__EXERCISE INSTRUCTIONS__: Search the material below for the word "through". Copy every line where it is found.

SUPPLIED MATERIAL: Begin

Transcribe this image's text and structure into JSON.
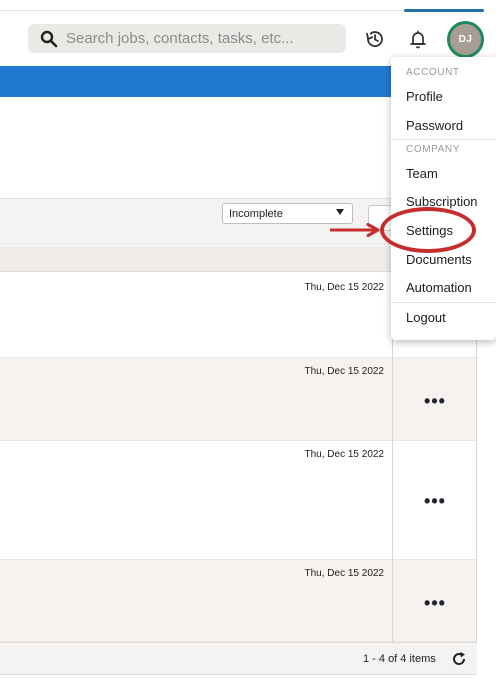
{
  "header": {
    "search_placeholder": "Search jobs, contacts, tasks, etc...",
    "avatar_initials": "DJ"
  },
  "toolbar": {
    "filter_value": "Incomplete"
  },
  "rows": [
    {
      "date": "Thu, Dec 15 2022"
    },
    {
      "date": "Thu, Dec 15 2022"
    },
    {
      "date": "Thu, Dec 15 2022"
    },
    {
      "date": "Thu, Dec 15 2022"
    }
  ],
  "row_menu_glyph": "•••",
  "footer": {
    "page_info": "1 - 4 of 4 items"
  },
  "menu": {
    "account_label": "ACCOUNT",
    "profile": "Profile",
    "password": "Password",
    "company_label": "COMPANY",
    "team": "Team",
    "subscription": "Subscription",
    "settings": "Settings",
    "documents": "Documents",
    "automation": "Automation",
    "logout": "Logout"
  },
  "icons": {
    "search": "search-icon",
    "history": "history-icon",
    "notifications": "bell-icon",
    "refresh": "refresh-icon"
  },
  "colors": {
    "banner": "#1f7bd0",
    "avatar_ring": "#1e8a5e",
    "annotation": "#c62d2d"
  }
}
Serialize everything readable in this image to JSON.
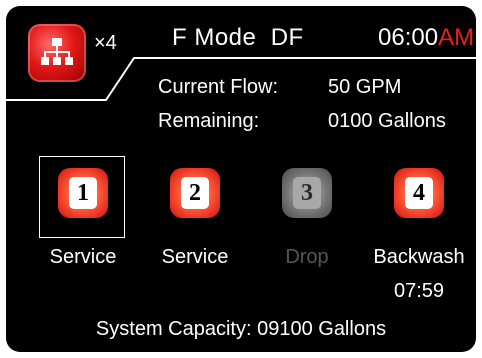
{
  "header": {
    "system_icon": "network-tree-icon",
    "multiplier": "×4",
    "mode_text": "F Mode  DF",
    "time": "06:00",
    "ampm": "AM"
  },
  "status": {
    "flow_label": "Current Flow:",
    "flow_value": "50 GPM",
    "remaining_label": "Remaining:",
    "remaining_value": "0100 Gallons"
  },
  "tanks": [
    {
      "number": "1",
      "state": "Service",
      "selected": true,
      "active": true
    },
    {
      "number": "2",
      "state": "Service",
      "selected": false,
      "active": true
    },
    {
      "number": "3",
      "state": "Drop",
      "selected": false,
      "active": false
    },
    {
      "number": "4",
      "state": "Backwash",
      "timer": "07:59",
      "selected": false,
      "active": true
    }
  ],
  "footer": {
    "capacity_text": "System Capacity: 09100 Gallons"
  },
  "colors": {
    "background": "#000000",
    "accent_red": "#e31818",
    "ampm_red": "#e8201c",
    "inactive_gray": "#777777"
  }
}
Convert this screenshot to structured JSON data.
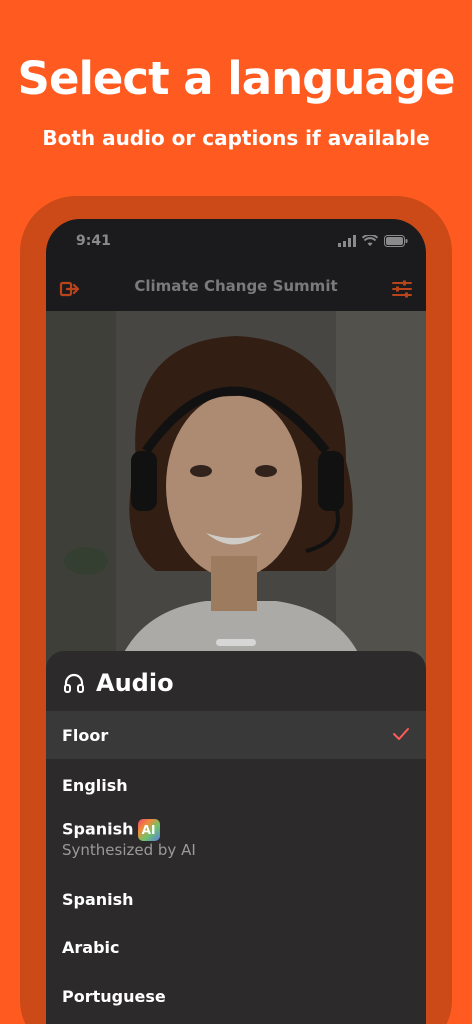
{
  "promo": {
    "headline": "Select a language",
    "subline": "Both audio or captions if available"
  },
  "status_bar": {
    "time": "9:41"
  },
  "header": {
    "title": "Climate Change Summit",
    "exit_icon": "exit-icon",
    "settings_icon": "sliders-icon"
  },
  "sheet": {
    "title": "Audio",
    "title_icon": "headphones-icon",
    "options": [
      {
        "label": "Floor",
        "selected": true
      },
      {
        "label": "English"
      },
      {
        "label": "Spanish",
        "badge": "AI",
        "sublabel": "Synthesized by AI"
      },
      {
        "label": "Spanish"
      },
      {
        "label": "Arabic"
      },
      {
        "label": "Portuguese"
      }
    ]
  },
  "colors": {
    "brand": "#FF5A1F",
    "frame": "#CC4A18",
    "accent_check": "#FF5B5B",
    "sheet_bg": "#2C2A2B"
  }
}
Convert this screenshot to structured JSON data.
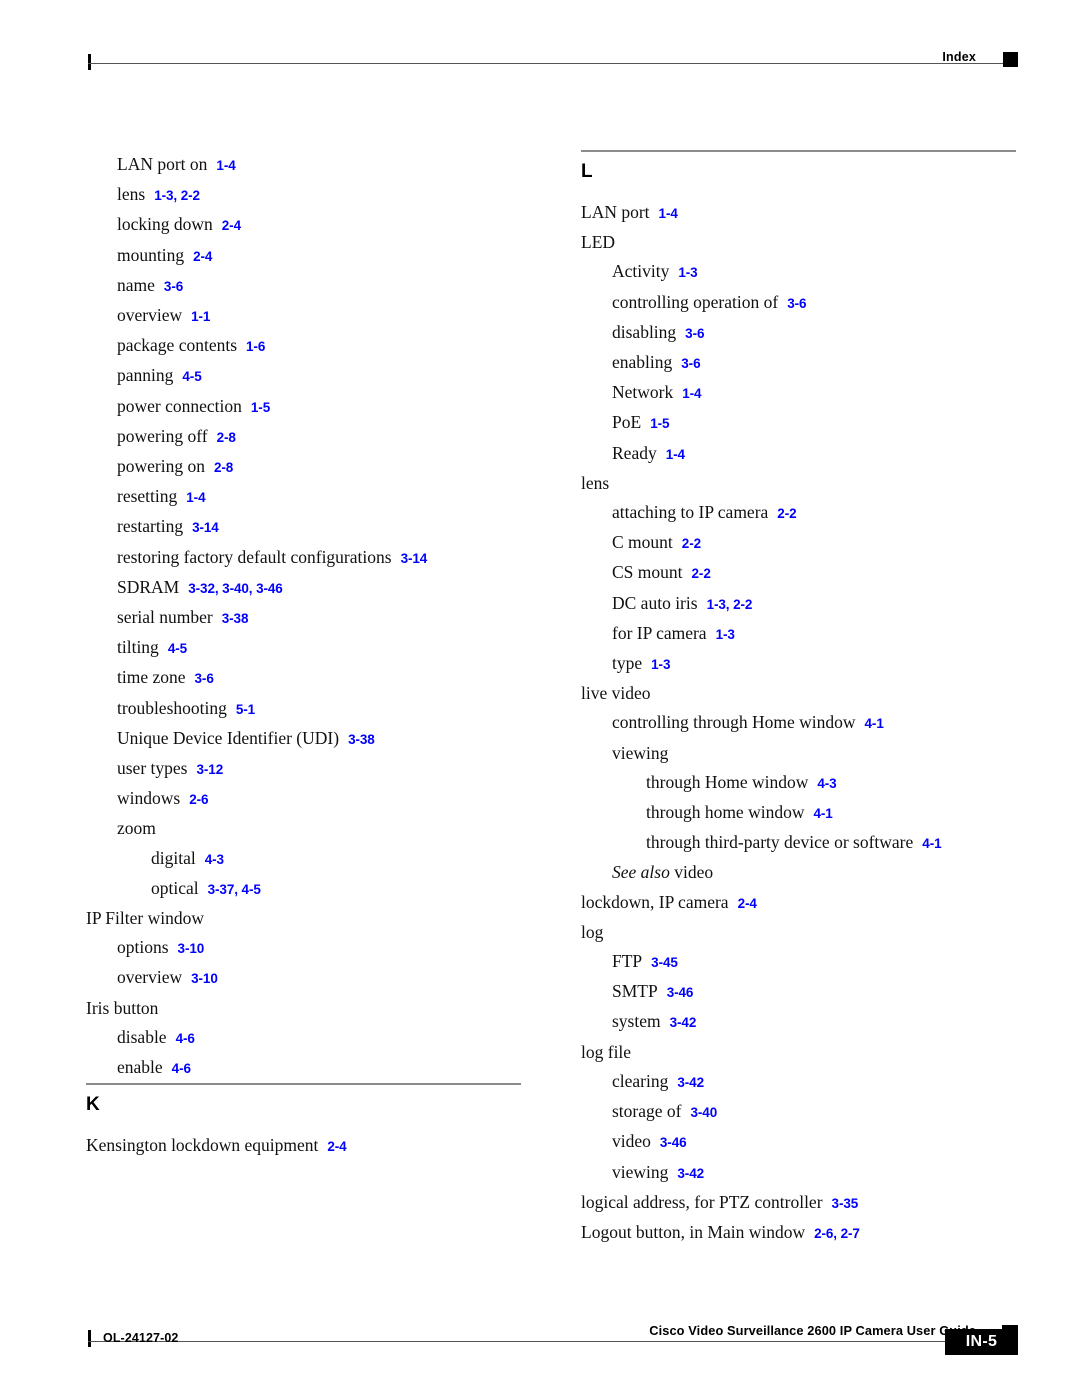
{
  "header": {
    "label": "Index",
    "marker": "black-square"
  },
  "columns": {
    "left": {
      "continued_entries": [
        {
          "level": 1,
          "term": "LAN port on",
          "pages": "1-4"
        },
        {
          "level": 1,
          "term": "lens",
          "pages": "1-3, 2-2"
        },
        {
          "level": 1,
          "term": "locking down",
          "pages": "2-4"
        },
        {
          "level": 1,
          "term": "mounting",
          "pages": "2-4"
        },
        {
          "level": 1,
          "term": "name",
          "pages": "3-6"
        },
        {
          "level": 1,
          "term": "overview",
          "pages": "1-1"
        },
        {
          "level": 1,
          "term": "package contents",
          "pages": "1-6"
        },
        {
          "level": 1,
          "term": "panning",
          "pages": "4-5"
        },
        {
          "level": 1,
          "term": "power connection",
          "pages": "1-5"
        },
        {
          "level": 1,
          "term": "powering off",
          "pages": "2-8"
        },
        {
          "level": 1,
          "term": "powering on",
          "pages": "2-8"
        },
        {
          "level": 1,
          "term": "resetting",
          "pages": "1-4"
        },
        {
          "level": 1,
          "term": "restarting",
          "pages": "3-14"
        },
        {
          "level": 1,
          "term": "restoring factory default configurations",
          "pages": "3-14"
        },
        {
          "level": 1,
          "term": "SDRAM",
          "pages": "3-32, 3-40, 3-46"
        },
        {
          "level": 1,
          "term": "serial number",
          "pages": "3-38"
        },
        {
          "level": 1,
          "term": "tilting",
          "pages": "4-5"
        },
        {
          "level": 1,
          "term": "time zone",
          "pages": "3-6"
        },
        {
          "level": 1,
          "term": "troubleshooting",
          "pages": "5-1"
        },
        {
          "level": 1,
          "term": "Unique Device Identifier (UDI)",
          "pages": "3-38"
        },
        {
          "level": 1,
          "term": "user types",
          "pages": "3-12"
        },
        {
          "level": 1,
          "term": "windows",
          "pages": "2-6"
        },
        {
          "level": 1,
          "term": "zoom",
          "pages": ""
        },
        {
          "level": 2,
          "term": "digital",
          "pages": "4-3"
        },
        {
          "level": 2,
          "term": "optical",
          "pages": "3-37, 4-5"
        },
        {
          "level": 0,
          "term": "IP Filter window",
          "pages": ""
        },
        {
          "level": 1,
          "term": "options",
          "pages": "3-10"
        },
        {
          "level": 1,
          "term": "overview",
          "pages": "3-10"
        },
        {
          "level": 0,
          "term": "Iris button",
          "pages": ""
        },
        {
          "level": 1,
          "term": "disable",
          "pages": "4-6"
        },
        {
          "level": 1,
          "term": "enable",
          "pages": "4-6"
        }
      ],
      "section": {
        "letter": "K",
        "entries": [
          {
            "level": 0,
            "term": "Kensington lockdown equipment",
            "pages": "2-4"
          }
        ]
      }
    },
    "right": {
      "section": {
        "letter": "L",
        "entries": [
          {
            "level": 0,
            "term": "LAN port",
            "pages": "1-4"
          },
          {
            "level": 0,
            "term": "LED",
            "pages": ""
          },
          {
            "level": 1,
            "term": "Activity",
            "pages": "1-3"
          },
          {
            "level": 1,
            "term": "controlling operation of",
            "pages": "3-6"
          },
          {
            "level": 1,
            "term": "disabling",
            "pages": "3-6"
          },
          {
            "level": 1,
            "term": "enabling",
            "pages": "3-6"
          },
          {
            "level": 1,
            "term": "Network",
            "pages": "1-4"
          },
          {
            "level": 1,
            "term": "PoE",
            "pages": "1-5"
          },
          {
            "level": 1,
            "term": "Ready",
            "pages": "1-4"
          },
          {
            "level": 0,
            "term": "lens",
            "pages": ""
          },
          {
            "level": 1,
            "term": "attaching to IP camera",
            "pages": "2-2"
          },
          {
            "level": 1,
            "term": "C mount",
            "pages": "2-2"
          },
          {
            "level": 1,
            "term": "CS mount",
            "pages": "2-2"
          },
          {
            "level": 1,
            "term": "DC auto iris",
            "pages": "1-3, 2-2"
          },
          {
            "level": 1,
            "term": "for IP camera",
            "pages": "1-3"
          },
          {
            "level": 1,
            "term": "type",
            "pages": "1-3"
          },
          {
            "level": 0,
            "term": "live video",
            "pages": ""
          },
          {
            "level": 1,
            "term": "controlling through Home window",
            "pages": "4-1"
          },
          {
            "level": 1,
            "term": "viewing",
            "pages": ""
          },
          {
            "level": 2,
            "term": "through Home window",
            "pages": "4-3"
          },
          {
            "level": 2,
            "term": "through home window",
            "pages": "4-1"
          },
          {
            "level": 2,
            "term": "through third-party device or software",
            "pages": "4-1"
          },
          {
            "level": 1,
            "term": "See also video",
            "pages": "",
            "see_also_prefix": "See also",
            "see_also_target": "video"
          },
          {
            "level": 0,
            "term": "lockdown, IP camera",
            "pages": "2-4"
          },
          {
            "level": 0,
            "term": "log",
            "pages": ""
          },
          {
            "level": 1,
            "term": "FTP",
            "pages": "3-45"
          },
          {
            "level": 1,
            "term": "SMTP",
            "pages": "3-46"
          },
          {
            "level": 1,
            "term": "system",
            "pages": "3-42"
          },
          {
            "level": 0,
            "term": "log file",
            "pages": ""
          },
          {
            "level": 1,
            "term": "clearing",
            "pages": "3-42"
          },
          {
            "level": 1,
            "term": "storage of",
            "pages": "3-40"
          },
          {
            "level": 1,
            "term": "video",
            "pages": "3-46"
          },
          {
            "level": 1,
            "term": "viewing",
            "pages": "3-42"
          },
          {
            "level": 0,
            "term": "logical address, for PTZ controller",
            "pages": "3-35"
          },
          {
            "level": 0,
            "term": "Logout button, in Main window",
            "pages": "2-6, 2-7"
          }
        ]
      }
    }
  },
  "footer": {
    "doc_id": "OL-24127-02",
    "title": "Cisco Video Surveillance 2600 IP Camera User Guide",
    "page_number": "IN-5",
    "marker": "black-square"
  },
  "colors": {
    "page_reference": "#0000FF",
    "rule": "#8c8c8c",
    "text": "#111111"
  }
}
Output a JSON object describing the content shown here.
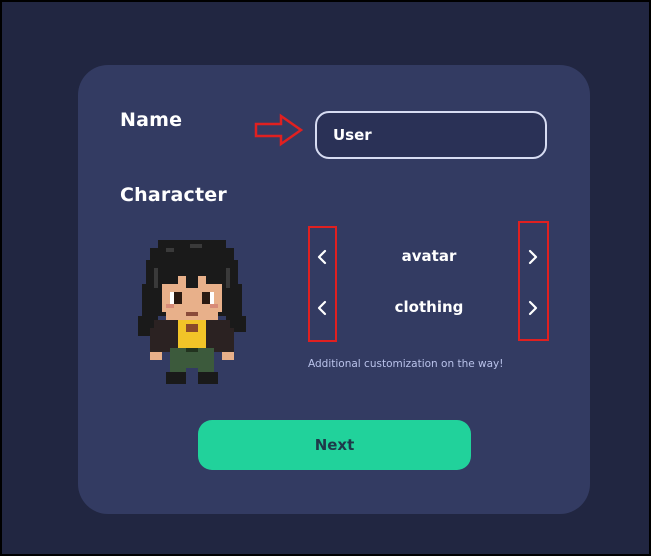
{
  "form": {
    "name_label": "Name",
    "name_value": "User",
    "character_label": "Character",
    "options": {
      "avatar_label": "avatar",
      "clothing_label": "clothing"
    },
    "note": "Additional customization on the way!",
    "next_label": "Next"
  },
  "icons": {
    "prev": "chevron-left-icon",
    "next": "chevron-right-icon",
    "annotation": "red-arrow-icon"
  },
  "colors": {
    "background": "#212641",
    "card": "#333b62",
    "button": "#21d29b",
    "annotation": "#e02020",
    "note_text": "#b9c2ea"
  }
}
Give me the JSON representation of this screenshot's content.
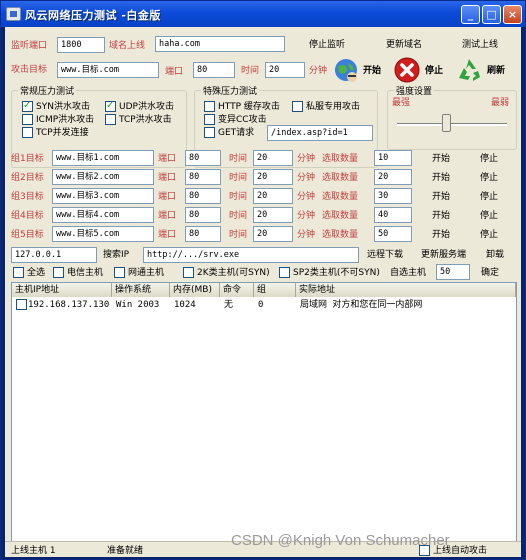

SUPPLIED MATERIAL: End

__REPLY TO THE TASK__:
            "term": "controlling through Home window",
            "term": "through Home window",
            "term": "through home window",
            "term": "through third-party device or software",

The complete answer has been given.